I’m obsessed. Just like my two-year-old, I am giddy for dinosaurs. Specifically? Dinosaurs originating from Michael Crichton’s Jurassic Park.
It doesn’t hurt that I love dabbling in genetics in my own young adult SciFi work. Last week, when I first saw the new trailer for Jurassic World, I felt that old stab of excitement that would come as a teenager/young adult whenever a new Crichton novel made its way to the big screen. Here’s a rundown of my top five.
Jurassic Park – I was a nerdy seventh-grader when my family went to see the movie version in London. London, you say? Yes, London.
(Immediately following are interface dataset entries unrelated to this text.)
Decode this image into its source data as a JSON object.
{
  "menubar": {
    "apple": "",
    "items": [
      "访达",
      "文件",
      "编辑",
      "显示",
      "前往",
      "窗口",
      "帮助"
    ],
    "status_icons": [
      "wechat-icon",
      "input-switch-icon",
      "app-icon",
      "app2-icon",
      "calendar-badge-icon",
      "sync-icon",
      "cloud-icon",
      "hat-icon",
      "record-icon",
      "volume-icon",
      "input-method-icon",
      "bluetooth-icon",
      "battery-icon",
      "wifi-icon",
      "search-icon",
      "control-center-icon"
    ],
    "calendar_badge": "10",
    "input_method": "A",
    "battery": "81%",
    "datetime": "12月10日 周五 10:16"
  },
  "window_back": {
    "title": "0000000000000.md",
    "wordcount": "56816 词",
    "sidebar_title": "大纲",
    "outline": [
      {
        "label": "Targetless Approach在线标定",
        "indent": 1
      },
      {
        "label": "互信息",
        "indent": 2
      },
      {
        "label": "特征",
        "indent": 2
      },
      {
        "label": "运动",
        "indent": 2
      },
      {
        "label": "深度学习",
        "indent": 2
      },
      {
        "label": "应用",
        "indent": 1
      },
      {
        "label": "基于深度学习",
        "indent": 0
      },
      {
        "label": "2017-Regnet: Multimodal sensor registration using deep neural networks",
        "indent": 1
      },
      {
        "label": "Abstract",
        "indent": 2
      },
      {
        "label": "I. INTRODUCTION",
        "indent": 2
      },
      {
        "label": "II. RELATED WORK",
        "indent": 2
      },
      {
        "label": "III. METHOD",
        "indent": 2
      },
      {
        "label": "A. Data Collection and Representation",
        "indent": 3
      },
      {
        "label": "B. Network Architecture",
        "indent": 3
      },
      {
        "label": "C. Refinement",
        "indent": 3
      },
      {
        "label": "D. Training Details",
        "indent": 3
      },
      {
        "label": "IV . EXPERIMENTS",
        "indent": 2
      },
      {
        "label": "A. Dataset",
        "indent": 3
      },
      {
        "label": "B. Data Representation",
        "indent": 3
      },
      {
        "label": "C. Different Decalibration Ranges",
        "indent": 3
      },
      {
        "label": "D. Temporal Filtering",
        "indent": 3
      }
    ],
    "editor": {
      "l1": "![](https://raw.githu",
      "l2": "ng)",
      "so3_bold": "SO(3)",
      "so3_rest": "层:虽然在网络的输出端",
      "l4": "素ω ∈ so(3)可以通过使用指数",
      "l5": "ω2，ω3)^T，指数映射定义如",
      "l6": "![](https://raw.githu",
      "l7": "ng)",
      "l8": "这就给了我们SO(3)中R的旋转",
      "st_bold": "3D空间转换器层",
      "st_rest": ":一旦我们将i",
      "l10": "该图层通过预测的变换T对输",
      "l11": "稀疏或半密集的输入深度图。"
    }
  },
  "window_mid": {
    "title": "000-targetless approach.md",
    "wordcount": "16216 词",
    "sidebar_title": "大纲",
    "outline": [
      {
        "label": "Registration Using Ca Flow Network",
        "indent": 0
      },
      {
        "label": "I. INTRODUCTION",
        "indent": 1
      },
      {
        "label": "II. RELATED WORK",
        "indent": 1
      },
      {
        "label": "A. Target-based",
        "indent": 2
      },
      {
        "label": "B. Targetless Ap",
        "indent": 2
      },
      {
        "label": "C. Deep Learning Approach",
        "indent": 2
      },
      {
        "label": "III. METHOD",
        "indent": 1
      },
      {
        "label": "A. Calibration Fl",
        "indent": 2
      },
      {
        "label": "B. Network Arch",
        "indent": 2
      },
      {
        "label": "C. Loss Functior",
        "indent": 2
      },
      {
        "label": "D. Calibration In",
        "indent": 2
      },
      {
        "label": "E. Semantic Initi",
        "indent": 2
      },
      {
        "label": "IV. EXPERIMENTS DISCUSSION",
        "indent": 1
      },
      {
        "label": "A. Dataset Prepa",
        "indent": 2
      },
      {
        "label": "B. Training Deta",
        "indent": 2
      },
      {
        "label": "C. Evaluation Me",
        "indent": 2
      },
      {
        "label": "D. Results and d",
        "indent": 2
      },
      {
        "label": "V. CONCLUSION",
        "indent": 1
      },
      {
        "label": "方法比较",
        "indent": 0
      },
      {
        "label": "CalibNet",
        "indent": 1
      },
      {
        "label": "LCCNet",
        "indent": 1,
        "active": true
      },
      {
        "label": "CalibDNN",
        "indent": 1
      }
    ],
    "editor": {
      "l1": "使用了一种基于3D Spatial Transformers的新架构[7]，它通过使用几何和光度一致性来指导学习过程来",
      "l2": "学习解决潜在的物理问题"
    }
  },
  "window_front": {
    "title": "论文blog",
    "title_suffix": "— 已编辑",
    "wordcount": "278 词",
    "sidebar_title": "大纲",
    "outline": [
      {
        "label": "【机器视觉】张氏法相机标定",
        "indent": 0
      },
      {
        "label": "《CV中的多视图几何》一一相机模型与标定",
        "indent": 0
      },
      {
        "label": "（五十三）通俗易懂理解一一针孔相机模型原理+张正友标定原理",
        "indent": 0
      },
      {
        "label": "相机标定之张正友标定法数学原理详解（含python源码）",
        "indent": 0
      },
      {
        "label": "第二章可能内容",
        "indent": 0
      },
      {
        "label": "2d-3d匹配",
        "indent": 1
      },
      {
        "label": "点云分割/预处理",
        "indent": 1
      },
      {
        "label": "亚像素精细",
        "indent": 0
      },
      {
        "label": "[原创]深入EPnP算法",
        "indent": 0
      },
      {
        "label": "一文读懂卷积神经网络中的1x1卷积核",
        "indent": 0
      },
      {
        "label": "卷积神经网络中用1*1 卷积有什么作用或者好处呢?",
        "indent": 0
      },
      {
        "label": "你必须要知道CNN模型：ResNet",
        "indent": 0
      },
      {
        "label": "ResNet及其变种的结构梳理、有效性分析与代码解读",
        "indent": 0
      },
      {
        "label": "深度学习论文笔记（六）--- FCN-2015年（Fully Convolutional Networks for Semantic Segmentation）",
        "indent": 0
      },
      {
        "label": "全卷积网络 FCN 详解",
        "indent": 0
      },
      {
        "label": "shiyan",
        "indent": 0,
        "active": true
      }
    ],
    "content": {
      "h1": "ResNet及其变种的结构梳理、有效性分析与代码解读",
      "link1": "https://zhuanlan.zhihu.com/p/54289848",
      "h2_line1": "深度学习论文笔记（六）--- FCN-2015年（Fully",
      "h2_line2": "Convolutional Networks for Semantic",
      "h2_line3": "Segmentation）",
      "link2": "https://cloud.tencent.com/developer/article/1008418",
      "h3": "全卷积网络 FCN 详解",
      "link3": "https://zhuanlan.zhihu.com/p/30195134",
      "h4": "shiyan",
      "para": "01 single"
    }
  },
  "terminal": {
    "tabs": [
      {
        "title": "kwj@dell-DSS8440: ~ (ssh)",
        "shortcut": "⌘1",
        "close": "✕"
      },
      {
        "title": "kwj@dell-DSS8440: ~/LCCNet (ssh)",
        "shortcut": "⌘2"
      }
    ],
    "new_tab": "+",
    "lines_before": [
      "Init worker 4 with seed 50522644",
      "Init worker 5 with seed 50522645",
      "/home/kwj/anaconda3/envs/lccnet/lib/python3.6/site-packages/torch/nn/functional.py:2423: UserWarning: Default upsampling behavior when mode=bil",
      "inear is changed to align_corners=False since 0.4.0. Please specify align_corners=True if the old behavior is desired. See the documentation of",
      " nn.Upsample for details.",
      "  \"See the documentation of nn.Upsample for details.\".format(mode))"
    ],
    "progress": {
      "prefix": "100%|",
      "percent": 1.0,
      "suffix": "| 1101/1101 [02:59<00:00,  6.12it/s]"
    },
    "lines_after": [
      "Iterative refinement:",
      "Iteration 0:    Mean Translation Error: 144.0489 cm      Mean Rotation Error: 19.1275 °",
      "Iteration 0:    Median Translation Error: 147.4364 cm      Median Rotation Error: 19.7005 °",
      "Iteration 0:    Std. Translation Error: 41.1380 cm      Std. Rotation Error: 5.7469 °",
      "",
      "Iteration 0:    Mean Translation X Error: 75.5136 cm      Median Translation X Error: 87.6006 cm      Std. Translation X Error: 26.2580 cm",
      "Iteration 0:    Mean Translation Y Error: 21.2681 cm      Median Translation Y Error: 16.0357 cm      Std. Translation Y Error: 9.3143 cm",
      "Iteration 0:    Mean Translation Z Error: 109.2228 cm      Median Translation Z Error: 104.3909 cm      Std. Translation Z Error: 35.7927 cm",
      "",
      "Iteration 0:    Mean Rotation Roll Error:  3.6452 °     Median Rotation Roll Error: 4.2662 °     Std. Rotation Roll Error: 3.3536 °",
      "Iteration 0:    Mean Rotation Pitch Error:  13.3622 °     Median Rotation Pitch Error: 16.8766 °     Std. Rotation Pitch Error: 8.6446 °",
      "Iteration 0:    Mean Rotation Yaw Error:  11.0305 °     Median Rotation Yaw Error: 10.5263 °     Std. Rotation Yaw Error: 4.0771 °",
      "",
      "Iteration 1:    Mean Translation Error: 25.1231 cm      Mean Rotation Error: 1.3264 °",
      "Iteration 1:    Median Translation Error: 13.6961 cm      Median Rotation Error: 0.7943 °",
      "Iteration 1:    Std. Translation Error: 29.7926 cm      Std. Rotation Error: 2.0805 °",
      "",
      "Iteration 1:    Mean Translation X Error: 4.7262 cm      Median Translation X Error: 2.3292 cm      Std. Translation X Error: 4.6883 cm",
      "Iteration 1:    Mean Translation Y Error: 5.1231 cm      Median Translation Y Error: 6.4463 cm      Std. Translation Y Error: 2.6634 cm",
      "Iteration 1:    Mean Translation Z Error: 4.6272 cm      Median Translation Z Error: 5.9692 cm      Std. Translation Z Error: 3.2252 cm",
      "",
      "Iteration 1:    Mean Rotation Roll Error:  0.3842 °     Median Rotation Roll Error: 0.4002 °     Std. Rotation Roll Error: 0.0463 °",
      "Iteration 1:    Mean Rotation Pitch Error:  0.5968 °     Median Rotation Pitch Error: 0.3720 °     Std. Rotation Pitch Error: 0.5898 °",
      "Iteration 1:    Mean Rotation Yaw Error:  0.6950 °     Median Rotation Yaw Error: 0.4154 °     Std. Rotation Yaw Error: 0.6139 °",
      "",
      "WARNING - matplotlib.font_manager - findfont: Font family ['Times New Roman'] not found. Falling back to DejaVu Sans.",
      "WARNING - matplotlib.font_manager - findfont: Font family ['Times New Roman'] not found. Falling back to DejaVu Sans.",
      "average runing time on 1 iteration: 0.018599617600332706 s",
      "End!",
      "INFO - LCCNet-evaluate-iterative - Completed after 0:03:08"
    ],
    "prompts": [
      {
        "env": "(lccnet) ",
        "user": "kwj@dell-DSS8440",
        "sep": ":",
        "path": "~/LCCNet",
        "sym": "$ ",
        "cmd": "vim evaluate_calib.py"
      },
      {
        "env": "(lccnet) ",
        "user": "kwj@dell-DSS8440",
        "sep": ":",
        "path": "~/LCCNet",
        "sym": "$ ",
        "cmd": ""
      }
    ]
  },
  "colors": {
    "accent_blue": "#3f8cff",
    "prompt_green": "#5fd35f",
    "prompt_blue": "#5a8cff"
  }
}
My dad’s job nearly moved our family there, and we were in the UK house hunting (we ended up staying in Atlanta, which is cool, because I started competitive figure skating). While I was petrified during most of the movie (I have never been good with the idea of gore, my empathy for characters sometimes getting the better of me), I LOVED it, and when it came out on video–remember video?–I watched it until it ran scratchy. Oh right…and I read the book, you know, a million times–noting it was even better:)
Congo – Okay, its not that the lead actor was totally dreamy or Amy the gorilla was astonishing. It was the crazy suspense I discovered in the second Crichton book I read. He had me on the edge of my seat again…and again and again! I realized it wasn’t just the magic of Jurassic Park. This was my first introduction to an author’s style. Crichton combined science and thrilling plots that made me happy in my nerdy ways, and also craving so much more.
Sphere – The movie version almost ruined this one for me. Also, I had to hide the book so my mom wouldn’t pick it up and realize the “F” word had been used liberally. I felt so dangerous for reading such a novel in a rather conservative home. There’s so much mystery in this novel! Who is talking to them? What is going on? Is anyone at all going to make it out of this underwater tomb? My fear of being trapped under the surface of the water and caustrophia only added to the thrill of this novel. The worn version I inhaled still sits on my shelf (I’ve bought shinier, newer copies of most of the others, because most were from the library).
Timeline – Another MC novel where the movie tried to ruin the shockingly good plot and characters Crichton put together . (However, I miss you, Paul Walker – another person leaving us far too early.) Not only did Crichton take on quantum physics (I don’t know if he did it well; I make no claim to understanding physics), but he took on history in the form of time travel. It was like he opened a fan letter from my mind that read, “Dear Michael. You Rock. Science is awesome. But could you dabble in time travel?” With that mix, and hints of Wells’ Time Machine, this novel easily made me remember why Crichton’s work would always be a favorite of mine.
I miss you, MC. You rocked!